Return of the king: Lions back in Babanango after 150 years

A lion spotted at the Babanango Game Reserve in KwaZulu-Natal. Picture: Dr Andrew Baxter

A lion spotted at the Babanango Game Reserve in KwaZulu-Natal. Picture: Dr Andrew Baxter

Published Jun 8, 2023


For the first time in over a century, the commanding roars of one of Africa’s most iconic big cats ripples over the lush, green landscapes of Babanango.

Lions are roaming the spectacular rolling valleys and bushveld of Babanango Game Reserve in KwaZulu-Natal again.

In this historic move, two male lions have been reintroduced into the 20 000-hectare game reserve, as part of the reserve’s ambitious and successful rewilding journey.

The lions were translocated from Nambiti Private Game Reserve in April this year under the of veterinarian Dr Ryan van Deventer and Babanango partner, Chris Galliers of Conservation Outcomes.

During the pre-release phase, the two young males were held in the Babanango predator boma for monitoring before being released onto the reserve.

Before the release, both lions were fitted with tracking collars to assist in post-release monitoring, with their movements being tracked daily to ensure that they settle well into their new home.

The return of the “king of the jungle” to Babanango is befitting as the reserve is nestled within the heart of Zululand, along the historic Valley of the Kings, the traditional burial grounds of generations of Zulu kings.

Lions play a crucial role in the African ecosystem as apex predators, fulfilling an important ecological role on the reserve. Grazers, such as large herds of ungulates like eland, zebra, wildebeest and buffalo, are growing in abundance in Babanango Game Reserve.

Predation by lions will help manage their populations by removing old, sick, or injured animals, thus promoting healthy populations. The presence of lions will benefit other scavenging species, such as vultures and brown hyenas, by providing access to more food sources.

The reintroduction of these iconic predators to this region of Zululand is part of a larger vision for the reserve and its contribution to conservation.

In partnership with Conservation Outcomes and the Community Trust Landowners, the release of this species is a positive step forward in not only the health of the species’ population but for the establishment of the reserve itself.

“The king of the jungle, the fearful but wonderful and loveable creature of God is now back to its place of origin. Above all the source of joy and the creation of job opportunities for all and the attraction of visitors across the globe, for the youth and people of Babanango, this is your gift, receive it, enjoy it, protect it and enjoy the benefits.” said Kenneth Buthelezi, chairperson of Emcakwini Community Trust.

This is a significant milestone for conservation in South Africa. Lions are listed as “vulnerable” in their status by the International Union for the Conservation of Nature (IUCN) Red List of Threatened Species.

Key threats to lion populations in South Africa include habitat loss, human-wildlife conflict, poaching, disease outbreaks, and illegal wildlife trade. These threats contribute to the decline of lion populations and require ongoing conservation efforts to ensure their long-term survival.

The stability of lion populations relies on key factors, including the growth of their population, maintenance of genetic diversity, and most significantly, the preservation of their natural habitat.
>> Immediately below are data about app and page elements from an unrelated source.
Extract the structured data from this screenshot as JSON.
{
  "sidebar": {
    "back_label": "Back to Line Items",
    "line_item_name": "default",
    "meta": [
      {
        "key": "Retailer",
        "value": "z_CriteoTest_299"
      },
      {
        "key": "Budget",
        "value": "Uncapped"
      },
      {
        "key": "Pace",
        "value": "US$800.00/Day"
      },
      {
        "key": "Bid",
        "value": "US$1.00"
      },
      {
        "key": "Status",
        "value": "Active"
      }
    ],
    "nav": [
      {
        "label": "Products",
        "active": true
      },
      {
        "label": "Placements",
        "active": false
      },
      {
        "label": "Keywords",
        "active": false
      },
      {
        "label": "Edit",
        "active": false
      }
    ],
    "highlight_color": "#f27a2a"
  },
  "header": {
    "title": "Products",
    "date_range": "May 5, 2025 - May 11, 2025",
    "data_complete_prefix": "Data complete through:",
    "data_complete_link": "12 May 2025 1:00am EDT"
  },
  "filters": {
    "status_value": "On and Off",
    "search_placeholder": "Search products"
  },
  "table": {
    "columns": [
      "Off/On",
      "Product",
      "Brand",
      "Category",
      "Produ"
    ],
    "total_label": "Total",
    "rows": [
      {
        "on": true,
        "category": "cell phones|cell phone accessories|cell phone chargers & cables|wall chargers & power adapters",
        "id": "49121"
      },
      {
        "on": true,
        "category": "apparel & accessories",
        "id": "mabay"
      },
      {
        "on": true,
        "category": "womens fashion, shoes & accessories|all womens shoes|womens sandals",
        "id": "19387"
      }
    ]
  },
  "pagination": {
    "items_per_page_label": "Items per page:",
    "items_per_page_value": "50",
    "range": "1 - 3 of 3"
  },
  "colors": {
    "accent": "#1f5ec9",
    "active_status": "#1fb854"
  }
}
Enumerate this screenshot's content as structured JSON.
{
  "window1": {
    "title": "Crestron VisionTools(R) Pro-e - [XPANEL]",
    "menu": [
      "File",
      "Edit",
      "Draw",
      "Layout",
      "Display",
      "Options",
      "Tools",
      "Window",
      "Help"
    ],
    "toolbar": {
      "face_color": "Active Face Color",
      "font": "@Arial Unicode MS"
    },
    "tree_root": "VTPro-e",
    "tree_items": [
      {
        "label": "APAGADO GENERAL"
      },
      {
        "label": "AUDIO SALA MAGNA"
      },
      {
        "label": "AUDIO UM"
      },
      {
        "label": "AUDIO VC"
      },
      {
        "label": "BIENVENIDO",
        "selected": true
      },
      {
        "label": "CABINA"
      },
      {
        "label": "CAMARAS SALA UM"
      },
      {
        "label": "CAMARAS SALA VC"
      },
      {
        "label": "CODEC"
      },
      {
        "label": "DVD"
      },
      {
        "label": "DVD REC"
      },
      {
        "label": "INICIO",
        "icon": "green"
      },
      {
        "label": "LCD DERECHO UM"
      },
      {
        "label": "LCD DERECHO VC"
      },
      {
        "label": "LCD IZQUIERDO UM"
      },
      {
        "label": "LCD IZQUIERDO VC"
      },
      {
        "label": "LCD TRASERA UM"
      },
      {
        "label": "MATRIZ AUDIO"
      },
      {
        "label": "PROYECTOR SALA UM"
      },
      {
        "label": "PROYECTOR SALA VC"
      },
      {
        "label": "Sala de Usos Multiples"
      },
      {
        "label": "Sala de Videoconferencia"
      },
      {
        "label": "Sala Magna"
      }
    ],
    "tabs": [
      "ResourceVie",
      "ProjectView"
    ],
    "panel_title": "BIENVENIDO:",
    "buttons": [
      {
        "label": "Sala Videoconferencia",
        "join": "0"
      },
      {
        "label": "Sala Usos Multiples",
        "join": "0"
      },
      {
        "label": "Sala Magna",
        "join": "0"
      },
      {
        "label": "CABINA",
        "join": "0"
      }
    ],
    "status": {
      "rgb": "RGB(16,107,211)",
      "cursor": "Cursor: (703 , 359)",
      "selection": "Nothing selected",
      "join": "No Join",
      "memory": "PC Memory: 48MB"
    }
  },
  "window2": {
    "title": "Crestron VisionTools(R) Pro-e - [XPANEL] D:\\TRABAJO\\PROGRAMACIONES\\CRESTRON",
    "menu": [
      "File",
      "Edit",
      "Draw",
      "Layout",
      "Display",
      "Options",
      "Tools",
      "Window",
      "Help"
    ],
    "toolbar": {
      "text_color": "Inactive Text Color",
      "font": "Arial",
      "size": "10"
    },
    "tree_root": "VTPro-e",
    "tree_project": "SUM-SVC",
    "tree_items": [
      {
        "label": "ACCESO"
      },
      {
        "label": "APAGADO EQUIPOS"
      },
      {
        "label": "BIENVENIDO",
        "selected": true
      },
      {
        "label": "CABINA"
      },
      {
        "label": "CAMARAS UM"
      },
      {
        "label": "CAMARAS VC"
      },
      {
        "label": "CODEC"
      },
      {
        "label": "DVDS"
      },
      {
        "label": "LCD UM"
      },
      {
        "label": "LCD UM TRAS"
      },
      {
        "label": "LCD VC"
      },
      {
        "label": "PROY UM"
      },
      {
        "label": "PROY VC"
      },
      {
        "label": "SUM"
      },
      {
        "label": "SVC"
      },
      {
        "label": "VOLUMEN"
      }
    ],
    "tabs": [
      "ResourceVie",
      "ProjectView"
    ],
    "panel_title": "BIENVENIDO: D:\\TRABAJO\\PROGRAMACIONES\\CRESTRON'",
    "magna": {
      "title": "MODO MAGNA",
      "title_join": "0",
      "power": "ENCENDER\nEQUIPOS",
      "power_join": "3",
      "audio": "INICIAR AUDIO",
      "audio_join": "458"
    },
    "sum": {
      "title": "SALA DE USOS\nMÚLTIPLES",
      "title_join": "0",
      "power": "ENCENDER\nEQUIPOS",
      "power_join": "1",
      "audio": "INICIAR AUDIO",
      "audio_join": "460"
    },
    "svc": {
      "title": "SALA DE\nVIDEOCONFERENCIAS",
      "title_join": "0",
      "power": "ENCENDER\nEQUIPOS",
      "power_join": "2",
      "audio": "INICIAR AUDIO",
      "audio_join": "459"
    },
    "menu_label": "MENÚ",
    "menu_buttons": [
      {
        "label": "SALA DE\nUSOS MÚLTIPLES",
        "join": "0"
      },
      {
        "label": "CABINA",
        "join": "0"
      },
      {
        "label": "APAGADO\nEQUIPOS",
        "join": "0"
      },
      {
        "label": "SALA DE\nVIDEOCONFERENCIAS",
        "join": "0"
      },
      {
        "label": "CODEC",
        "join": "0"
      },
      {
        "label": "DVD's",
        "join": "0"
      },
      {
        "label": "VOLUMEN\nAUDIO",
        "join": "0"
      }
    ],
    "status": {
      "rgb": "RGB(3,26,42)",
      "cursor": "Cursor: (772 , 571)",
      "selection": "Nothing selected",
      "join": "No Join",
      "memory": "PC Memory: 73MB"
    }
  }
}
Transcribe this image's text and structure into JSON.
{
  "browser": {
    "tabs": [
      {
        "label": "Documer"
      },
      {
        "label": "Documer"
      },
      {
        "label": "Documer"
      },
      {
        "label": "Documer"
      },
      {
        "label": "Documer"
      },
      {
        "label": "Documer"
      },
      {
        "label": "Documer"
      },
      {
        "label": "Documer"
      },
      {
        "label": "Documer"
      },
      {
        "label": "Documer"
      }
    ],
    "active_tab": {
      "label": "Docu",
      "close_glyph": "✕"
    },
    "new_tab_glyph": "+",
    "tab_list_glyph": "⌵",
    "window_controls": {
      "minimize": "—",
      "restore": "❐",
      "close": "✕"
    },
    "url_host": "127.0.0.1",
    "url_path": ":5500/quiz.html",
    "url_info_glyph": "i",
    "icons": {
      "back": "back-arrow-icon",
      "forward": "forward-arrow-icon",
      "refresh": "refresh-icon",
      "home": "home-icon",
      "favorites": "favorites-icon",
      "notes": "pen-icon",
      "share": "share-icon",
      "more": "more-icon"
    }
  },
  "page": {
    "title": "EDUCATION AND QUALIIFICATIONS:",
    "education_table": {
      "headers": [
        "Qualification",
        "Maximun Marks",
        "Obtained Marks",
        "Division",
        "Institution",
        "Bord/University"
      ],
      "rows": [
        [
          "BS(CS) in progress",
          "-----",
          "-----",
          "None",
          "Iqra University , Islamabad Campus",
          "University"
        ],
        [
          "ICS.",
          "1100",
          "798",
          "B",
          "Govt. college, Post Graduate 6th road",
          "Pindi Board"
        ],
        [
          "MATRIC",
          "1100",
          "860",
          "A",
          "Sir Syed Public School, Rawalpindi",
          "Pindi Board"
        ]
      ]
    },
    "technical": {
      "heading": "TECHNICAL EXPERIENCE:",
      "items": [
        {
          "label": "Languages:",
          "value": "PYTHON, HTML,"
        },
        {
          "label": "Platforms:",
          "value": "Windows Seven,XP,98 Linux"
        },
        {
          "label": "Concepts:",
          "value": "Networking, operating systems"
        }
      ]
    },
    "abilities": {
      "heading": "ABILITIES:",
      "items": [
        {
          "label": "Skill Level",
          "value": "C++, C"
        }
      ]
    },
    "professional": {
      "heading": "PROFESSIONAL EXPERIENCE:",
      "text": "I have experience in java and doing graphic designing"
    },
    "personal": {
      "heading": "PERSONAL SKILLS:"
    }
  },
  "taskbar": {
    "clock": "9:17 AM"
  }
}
To ensure genetic diversity, the lions in Babanango Game Reserve will be managed as part of a meta-population (populations of sub-populations within a defined area), and will be joined in the near future by four females sourced from other areas in South Africa.

Over the past five years, the Babanango Game Reserve has undertaken an extensive game trans-location initiative, sensitively reintroducing close to 2 500 large mammal species back into the area, where once such species roamed freely.

This successful endeavour has included the reintroduction of endangered Black Rhinos and rare antelope like oribi and klipspringer.

The reserve incorporates a significant portion of land that has been invested by three community trusts from the region, whose commitment plays a crucial role in long-term conservation success.

The income generated through land leases, conservation levies, and other benefits from the reserve is vital for the economic well-being of the surrounding communities.

Chris Galliers of Conservation Outcomes said that “introducing lions as one of the final species in the rewilding process is no small feat. Many important requirements from food sources to infrastructure, need to be adequately in place before any lion is released.”

The reintroduction of lions after an absence of more than a century is a symbol of the culmination of years of investments by stakeholders including the three Community Trusts, the majority landowners.

“To hear the sound of a lion’s roar reverberating through the valleys of Babanango Game Reserve, the heart of Zululand, will be the sound of another conservation success in this incredible project,” Galliers said.

Babanango Game Reserve is committed to its mission of rewilding, and the reintroduction of “The King of Beasts” is a crucial milestone in the reserve’s conservation efforts. In addition, the reserve and its new suite of lodges, is now positioning itself as an impressive tourism product for local and overseas tourists.